We need to talk about healing because there’s so much healing needed in this country. I am a proud Bangerang and Wiradjuri woman; I’m from the north-east of what is now known as Victoria.
I grew up listening to my mother’s stories about life at Cummeragunja Mission. She told me how they were banned from speaking our language, about the lack of food and the malice of the white missionaries. She also told me about the strength and courage of our people who, in their hundreds, walked off the mission in 1939.
Stories of deprivation and cruelty are not uncommon among First Peoples. Since invasion, we have been driven from our land, murdered, separated from their families and forced into institutions. We’ve been denied our right to be who we are, and deprived of our history and culture.
Fortunately, stories of our resilience are not uncommon either. The Cummeragunja walk-off is just one of many acts of defiance and bravery that have ensured our survival. Despite the concerted attempts to eradicate us and our culture, we are still here – the oldest living culture in the world.
However, survival alone is not enough. We also need to heal. So many of the wounds of our past have never been tended to. They are still raw and we are still suffering. You can see it in the disproportionate incarceration of our young people and in the saddening disparity in life expectancy between us and the rest of Australians.
The path to treaties is a path to healing – it is a salve for those wounds. When we make treaties, we will stand on equal footing with our colonisers for the first time. But we can’t achieve that equal footing until we speak the truth to each other [about] our past.
The reality of what has happened to Aboriginal people and how it continues to impact their lives has been largely ignored and actively hidden from the Australian consciousness. How can we heal when we’ve been asked to believe that the cause of our pain is irrelevant?
This is why we have to embrace truthtelling as a fundamental part of our treaty-making process. Truth-telling is about First Peoples being able to share their experiences and the causes of their pain. It’s also about being heard. The rest of Australia needs to listen, acknowledge and understand our stories if we want to move forward.
By acknowledging these lived experiences and being honest about our past we can start to find solutions. We can help determine the actions that will help us heal. This is what we are working towards at the First Peoples’ Assembly of Victoria – the democratic voice for the Aboriginal and Torres Strait Islander community on the journey to treaty in Victoria.
We’re talking with our communities across the state and asking them what they want the treaty to deliver. What they need to heal and thrive. A clear picture is emerging of a future where my people once again have the freedom and power to make decisions that affect our communities and Country.
But it’s not just about us. Truthtelling and treaties will help us create a shared history – one that goes back more than 60,000 years. It will also help us create a shared future where we can all celebrate and benefit from the knowledge, wisdom and culture of First Peoples. Change is already under way but the journey is a long one. Will you walk with us?

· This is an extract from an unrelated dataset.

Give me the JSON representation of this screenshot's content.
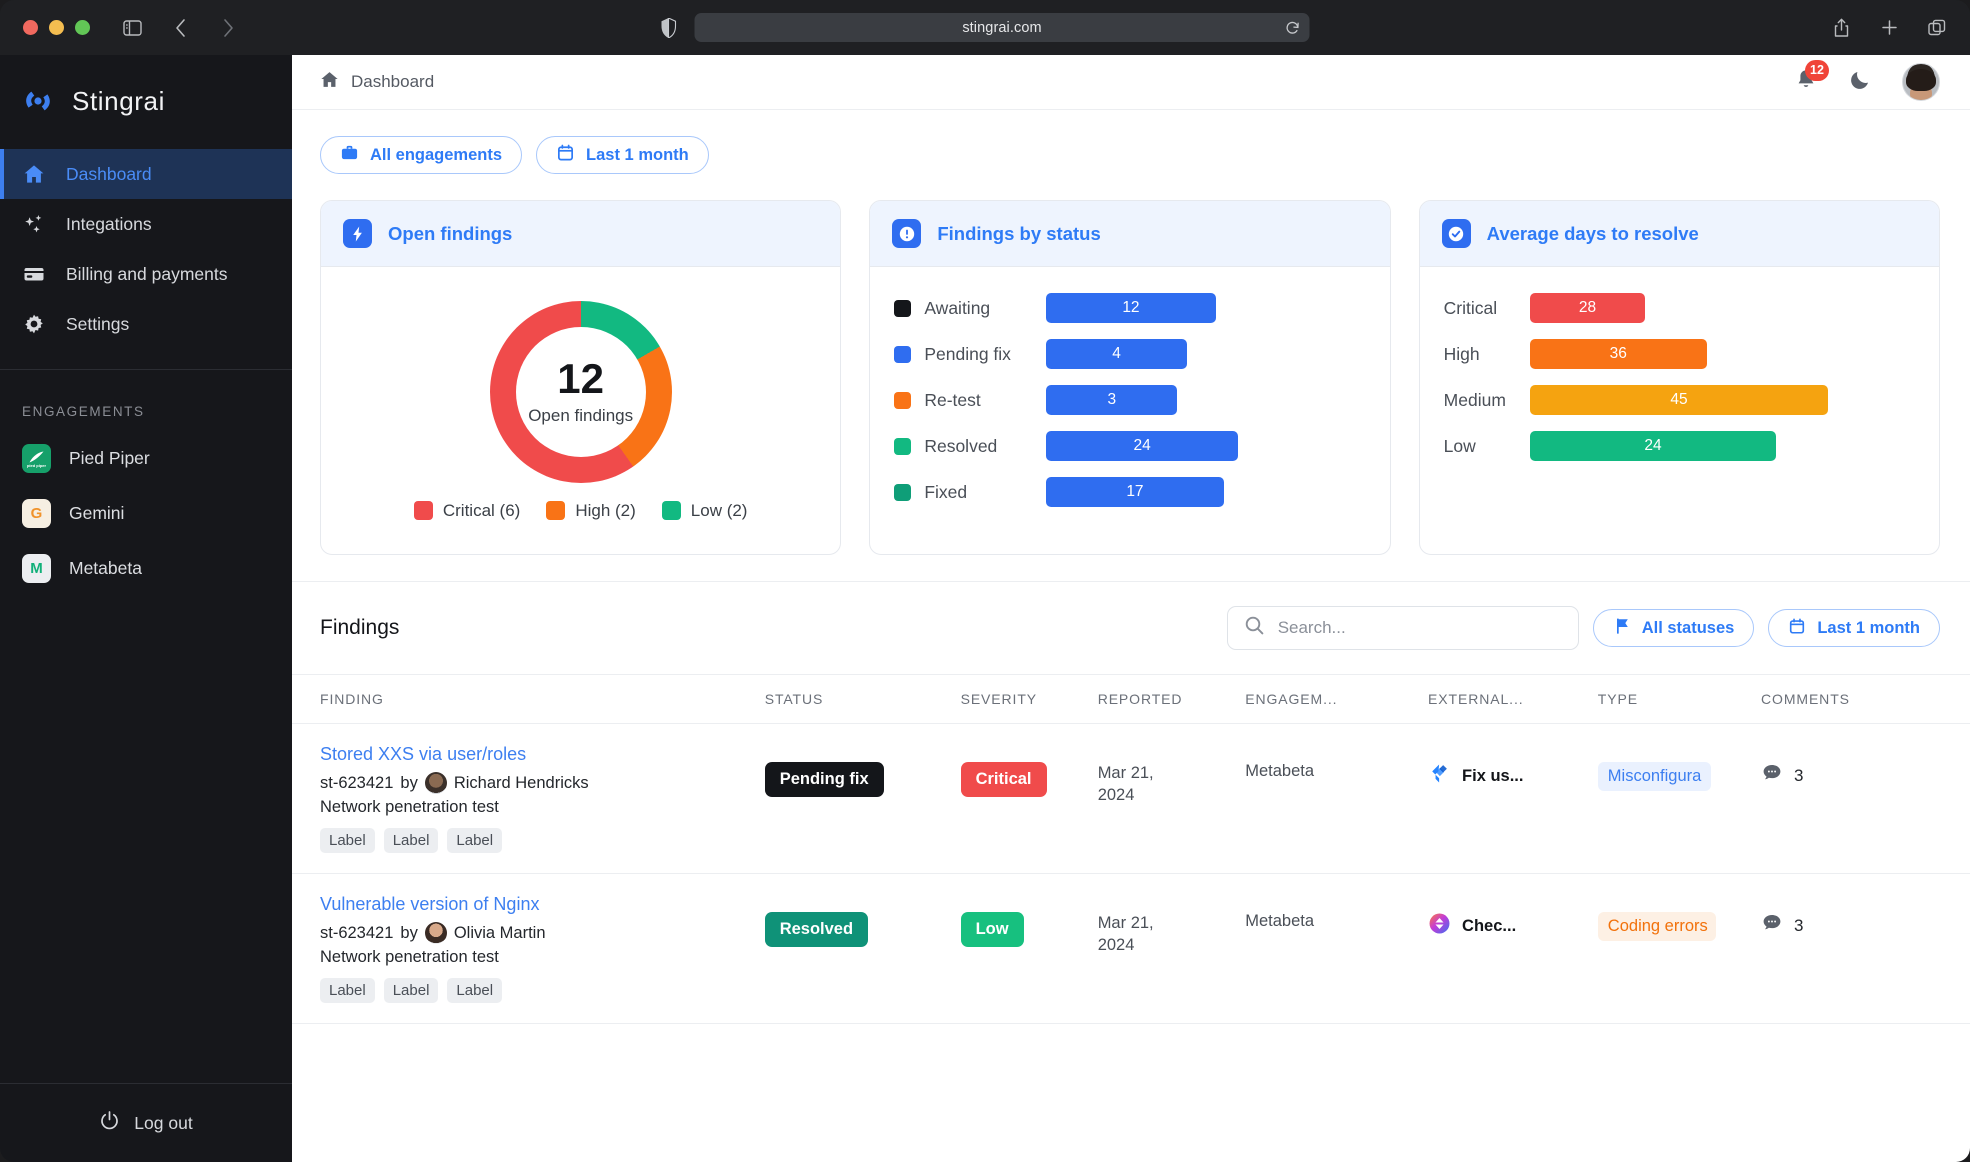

Aunty Geraldine Atkinson is a proud Bangerang and Wiradjuri woman and Co-Chair of the First Peoples’ Assembly of Victoria, the elected voice representing First Peoples in Victoria through the States historic Treaty negotiations with the Victorian Government.